A South Dakota tribe is fighting to grow industrial hemp, even though it’s illegal in South Dakota.
Wednesday the Flandreau Santee Sioux Tribe took its case to federal court to try and get the U.S. Department of Ag to accept its plan to grow it.
Attorneys for the Flandreau Santee Sioux Tribe argued in Federal Court that Congress made industrial hemp legal in the 2018 Farm Bill and they want to capitalize on the newly approved ag product.
“Currently hemp is a $700 million industry in the United States alone and participating in that market could be the next great business venture for the tribe,” tribal attorney Seth Pearman said.

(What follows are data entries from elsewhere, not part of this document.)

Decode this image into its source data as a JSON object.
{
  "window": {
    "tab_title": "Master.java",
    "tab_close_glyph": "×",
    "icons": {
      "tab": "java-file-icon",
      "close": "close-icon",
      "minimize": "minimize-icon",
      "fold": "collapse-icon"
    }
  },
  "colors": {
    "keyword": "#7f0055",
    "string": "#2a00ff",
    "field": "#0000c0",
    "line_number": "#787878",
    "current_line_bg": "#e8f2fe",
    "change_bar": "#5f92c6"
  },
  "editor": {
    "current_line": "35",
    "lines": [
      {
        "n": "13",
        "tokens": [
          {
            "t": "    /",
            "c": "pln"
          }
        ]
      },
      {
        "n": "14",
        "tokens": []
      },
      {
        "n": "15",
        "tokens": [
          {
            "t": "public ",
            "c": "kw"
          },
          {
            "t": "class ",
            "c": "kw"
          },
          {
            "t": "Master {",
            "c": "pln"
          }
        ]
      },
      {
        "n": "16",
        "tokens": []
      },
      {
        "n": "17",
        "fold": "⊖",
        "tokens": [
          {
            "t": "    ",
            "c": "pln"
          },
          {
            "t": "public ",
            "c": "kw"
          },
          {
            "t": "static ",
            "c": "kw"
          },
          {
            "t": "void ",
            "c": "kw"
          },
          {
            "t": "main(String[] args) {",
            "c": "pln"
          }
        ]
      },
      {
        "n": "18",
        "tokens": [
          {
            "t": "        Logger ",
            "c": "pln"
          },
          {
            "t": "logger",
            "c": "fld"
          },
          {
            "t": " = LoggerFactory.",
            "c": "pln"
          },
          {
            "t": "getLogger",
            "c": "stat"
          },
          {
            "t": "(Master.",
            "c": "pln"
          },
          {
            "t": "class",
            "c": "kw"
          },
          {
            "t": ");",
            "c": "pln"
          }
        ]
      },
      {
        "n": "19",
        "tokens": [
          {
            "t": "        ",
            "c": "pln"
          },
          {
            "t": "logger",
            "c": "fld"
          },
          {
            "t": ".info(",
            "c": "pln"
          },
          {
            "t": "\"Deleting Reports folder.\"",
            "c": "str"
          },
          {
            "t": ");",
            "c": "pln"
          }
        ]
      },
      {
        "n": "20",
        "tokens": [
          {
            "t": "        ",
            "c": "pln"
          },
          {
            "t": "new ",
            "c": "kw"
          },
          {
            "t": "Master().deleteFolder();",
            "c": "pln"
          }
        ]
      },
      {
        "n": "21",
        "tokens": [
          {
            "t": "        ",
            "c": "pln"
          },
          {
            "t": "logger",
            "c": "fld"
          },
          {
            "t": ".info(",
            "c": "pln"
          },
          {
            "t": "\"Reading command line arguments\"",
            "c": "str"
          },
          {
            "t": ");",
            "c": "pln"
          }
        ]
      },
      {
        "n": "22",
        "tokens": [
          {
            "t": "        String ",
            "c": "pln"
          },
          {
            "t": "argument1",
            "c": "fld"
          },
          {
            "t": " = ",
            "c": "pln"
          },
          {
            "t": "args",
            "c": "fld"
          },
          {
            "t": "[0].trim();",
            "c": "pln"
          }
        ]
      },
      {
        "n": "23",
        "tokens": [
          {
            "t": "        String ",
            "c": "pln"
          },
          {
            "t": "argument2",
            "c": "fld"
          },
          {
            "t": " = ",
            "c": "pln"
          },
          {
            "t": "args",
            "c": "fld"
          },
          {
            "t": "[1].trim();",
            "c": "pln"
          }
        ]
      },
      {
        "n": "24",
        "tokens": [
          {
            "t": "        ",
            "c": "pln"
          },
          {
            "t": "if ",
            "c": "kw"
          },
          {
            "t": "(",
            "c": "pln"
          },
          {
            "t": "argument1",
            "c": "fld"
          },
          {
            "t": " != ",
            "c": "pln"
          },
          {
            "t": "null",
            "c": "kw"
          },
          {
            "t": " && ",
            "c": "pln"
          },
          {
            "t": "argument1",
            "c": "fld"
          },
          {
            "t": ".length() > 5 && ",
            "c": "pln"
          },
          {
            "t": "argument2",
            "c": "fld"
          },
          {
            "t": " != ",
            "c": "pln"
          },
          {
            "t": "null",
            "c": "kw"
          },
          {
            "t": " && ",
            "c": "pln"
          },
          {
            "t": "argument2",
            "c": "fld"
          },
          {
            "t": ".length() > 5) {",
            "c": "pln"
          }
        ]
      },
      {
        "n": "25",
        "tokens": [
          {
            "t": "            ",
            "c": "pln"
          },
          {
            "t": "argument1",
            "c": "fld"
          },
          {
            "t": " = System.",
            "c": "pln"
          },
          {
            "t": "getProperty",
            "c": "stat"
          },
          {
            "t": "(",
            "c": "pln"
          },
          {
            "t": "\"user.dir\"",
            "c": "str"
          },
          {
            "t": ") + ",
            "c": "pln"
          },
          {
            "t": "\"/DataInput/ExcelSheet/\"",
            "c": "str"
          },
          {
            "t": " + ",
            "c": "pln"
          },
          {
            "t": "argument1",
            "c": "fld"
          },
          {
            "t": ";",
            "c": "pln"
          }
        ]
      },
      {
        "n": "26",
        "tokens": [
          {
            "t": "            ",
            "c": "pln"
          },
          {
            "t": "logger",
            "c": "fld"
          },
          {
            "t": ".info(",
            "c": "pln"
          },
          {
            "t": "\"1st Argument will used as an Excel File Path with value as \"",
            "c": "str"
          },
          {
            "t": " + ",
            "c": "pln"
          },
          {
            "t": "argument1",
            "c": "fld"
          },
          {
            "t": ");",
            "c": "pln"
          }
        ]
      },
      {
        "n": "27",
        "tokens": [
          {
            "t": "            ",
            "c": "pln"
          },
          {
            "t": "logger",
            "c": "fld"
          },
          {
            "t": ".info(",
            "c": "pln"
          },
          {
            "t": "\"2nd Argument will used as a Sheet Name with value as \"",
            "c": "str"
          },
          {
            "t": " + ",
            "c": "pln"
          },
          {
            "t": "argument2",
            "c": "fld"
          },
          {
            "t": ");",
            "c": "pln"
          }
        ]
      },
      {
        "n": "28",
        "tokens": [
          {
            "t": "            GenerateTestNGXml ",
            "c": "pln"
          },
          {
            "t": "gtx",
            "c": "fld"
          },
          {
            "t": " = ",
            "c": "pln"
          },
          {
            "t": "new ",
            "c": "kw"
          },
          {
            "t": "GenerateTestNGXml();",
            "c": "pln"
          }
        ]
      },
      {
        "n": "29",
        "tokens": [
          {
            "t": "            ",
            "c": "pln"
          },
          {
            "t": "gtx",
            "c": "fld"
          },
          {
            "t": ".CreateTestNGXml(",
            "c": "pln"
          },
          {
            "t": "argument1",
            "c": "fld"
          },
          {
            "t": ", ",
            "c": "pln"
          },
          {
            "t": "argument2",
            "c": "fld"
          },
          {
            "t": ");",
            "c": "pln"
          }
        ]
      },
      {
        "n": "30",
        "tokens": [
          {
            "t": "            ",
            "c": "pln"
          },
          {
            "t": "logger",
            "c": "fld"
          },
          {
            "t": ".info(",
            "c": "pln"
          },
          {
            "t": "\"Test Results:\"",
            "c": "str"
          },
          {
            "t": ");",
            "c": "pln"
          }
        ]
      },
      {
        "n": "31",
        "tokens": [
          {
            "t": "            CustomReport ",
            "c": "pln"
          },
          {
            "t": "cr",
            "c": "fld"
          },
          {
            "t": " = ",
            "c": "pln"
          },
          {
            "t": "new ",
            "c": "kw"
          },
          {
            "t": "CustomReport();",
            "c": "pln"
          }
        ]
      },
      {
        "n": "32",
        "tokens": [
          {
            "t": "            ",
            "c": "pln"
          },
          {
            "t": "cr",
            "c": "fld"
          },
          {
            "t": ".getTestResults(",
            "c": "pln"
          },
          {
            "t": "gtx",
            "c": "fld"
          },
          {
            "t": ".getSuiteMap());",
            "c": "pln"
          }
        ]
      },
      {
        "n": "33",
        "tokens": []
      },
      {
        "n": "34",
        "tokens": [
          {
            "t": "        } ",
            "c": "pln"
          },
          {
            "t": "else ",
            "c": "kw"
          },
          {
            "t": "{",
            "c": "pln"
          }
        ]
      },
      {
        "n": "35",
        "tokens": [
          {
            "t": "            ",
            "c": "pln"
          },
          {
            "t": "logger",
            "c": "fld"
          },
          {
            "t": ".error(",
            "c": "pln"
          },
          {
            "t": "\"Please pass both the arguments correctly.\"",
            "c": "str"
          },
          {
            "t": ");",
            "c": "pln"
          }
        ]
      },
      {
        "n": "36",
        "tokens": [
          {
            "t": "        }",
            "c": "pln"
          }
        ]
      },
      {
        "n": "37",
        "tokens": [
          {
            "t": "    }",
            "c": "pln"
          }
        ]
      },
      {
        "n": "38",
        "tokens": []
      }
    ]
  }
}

They say it’ll create jobs and other economic opportunities for tribal members.
The tribe submitted a plan back in March to the Department of Ag to grow hemp on 6,000 acres on three sites. The U.S. Secretary of Ag still hasn’t made a ruling on the plan.
Tribal attorney Ben Fenner said in court, he wants the courts to force the USDA to do its job.
“Review our plan within 60 days of the receipt, as Congress implies, if you read the statute it’s in violation of that provision,” tribal attorney Ben Fenner said.
But the U.S. Attorney’s Office argued that even though Congress made hemp legal in the 2018 Farm Bill, the Department of Ag still hasn’t put regulations in place that are consistent for all states and tribes to follow and they wouldn’t be put in place for the 2019 growing season.
“That’s not the tribe’s position, we think the 2018 farm bill provides situations, we can follow the controlled substance act and other federal laws to actually grow hemp,” Pearman said.
Federal judge Karen Schrier says she’ll make a ruling on the case by Thursday.